Your task: Every entry must be copied word for word.

(Dataset rows for apps and sites)

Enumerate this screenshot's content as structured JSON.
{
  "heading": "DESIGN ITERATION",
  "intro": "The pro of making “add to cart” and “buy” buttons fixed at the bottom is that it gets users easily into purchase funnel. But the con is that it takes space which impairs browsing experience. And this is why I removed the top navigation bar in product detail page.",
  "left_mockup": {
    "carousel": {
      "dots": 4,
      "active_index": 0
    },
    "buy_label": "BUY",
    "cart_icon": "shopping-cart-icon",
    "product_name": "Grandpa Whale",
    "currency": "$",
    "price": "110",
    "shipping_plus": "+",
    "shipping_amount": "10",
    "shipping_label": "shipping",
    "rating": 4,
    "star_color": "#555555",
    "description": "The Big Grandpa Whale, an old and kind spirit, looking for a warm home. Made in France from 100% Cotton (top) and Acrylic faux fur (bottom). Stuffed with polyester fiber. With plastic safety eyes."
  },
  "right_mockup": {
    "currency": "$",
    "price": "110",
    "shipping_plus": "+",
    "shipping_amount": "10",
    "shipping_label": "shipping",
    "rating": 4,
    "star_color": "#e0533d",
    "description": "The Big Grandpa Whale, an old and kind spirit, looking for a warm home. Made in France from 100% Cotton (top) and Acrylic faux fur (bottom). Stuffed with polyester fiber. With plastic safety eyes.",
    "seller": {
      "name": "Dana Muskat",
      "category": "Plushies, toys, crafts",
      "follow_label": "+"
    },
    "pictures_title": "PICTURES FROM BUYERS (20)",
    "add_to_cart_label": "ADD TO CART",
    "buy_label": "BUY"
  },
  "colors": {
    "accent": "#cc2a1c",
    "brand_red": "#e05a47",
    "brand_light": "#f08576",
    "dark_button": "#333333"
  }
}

Answer to the exercise:
Enumerate this screenshot's content as structured JSON.
{
  "heading": "DESIGN ITERATION",
  "intro": "The pro of making “add to cart” and “buy” buttons fixed at the bottom is that it gets users easily into purchase funnel. But the con is that it takes space which impairs browsing experience. And this is why I removed the top navigation bar in product detail page.",
  "left_mockup": {
    "carousel": {
      "dots": 4,
      "active_index": 0
    },
    "buy_label": "BUY",
    "cart_icon": "shopping-cart-icon",
    "product_name": "Grandpa Whale",
    "currency": "$",
    "price": "110",
    "shipping_plus": "+",
    "shipping_amount": "10",
    "shipping_label": "shipping",
    "rating": 4,
    "star_color": "#555555",
    "description": "The Big Grandpa Whale, an old and kind spirit, looking for a warm home. Made in France from 100% Cotton (top) and Acrylic faux fur (bottom). Stuffed with polyester fiber. With plastic safety eyes."
  },
  "right_mockup": {
    "currency": "$",
    "price": "110",
    "shipping_plus": "+",
    "shipping_amount": "10",
    "shipping_label": "shipping",
    "rating": 4,
    "star_color": "#e0533d",
    "description": "The Big Grandpa Whale, an old and kind spirit, looking for a warm home. Made in France from 100% Cotton (top) and Acrylic faux fur (bottom). Stuffed with polyester fiber. With plastic safety eyes.",
    "seller": {
      "name": "Dana Muskat",
      "category": "Plushies, toys, crafts",
      "follow_label": "+"
    },
    "pictures_title": "PICTURES FROM BUYERS (20)",
    "add_to_cart_label": "ADD TO CART",
    "buy_label": "BUY"
  },
  "colors": {
    "accent": "#cc2a1c",
    "brand_red": "#e05a47",
    "brand_light": "#f08576",
    "dark_button": "#333333"
  }
}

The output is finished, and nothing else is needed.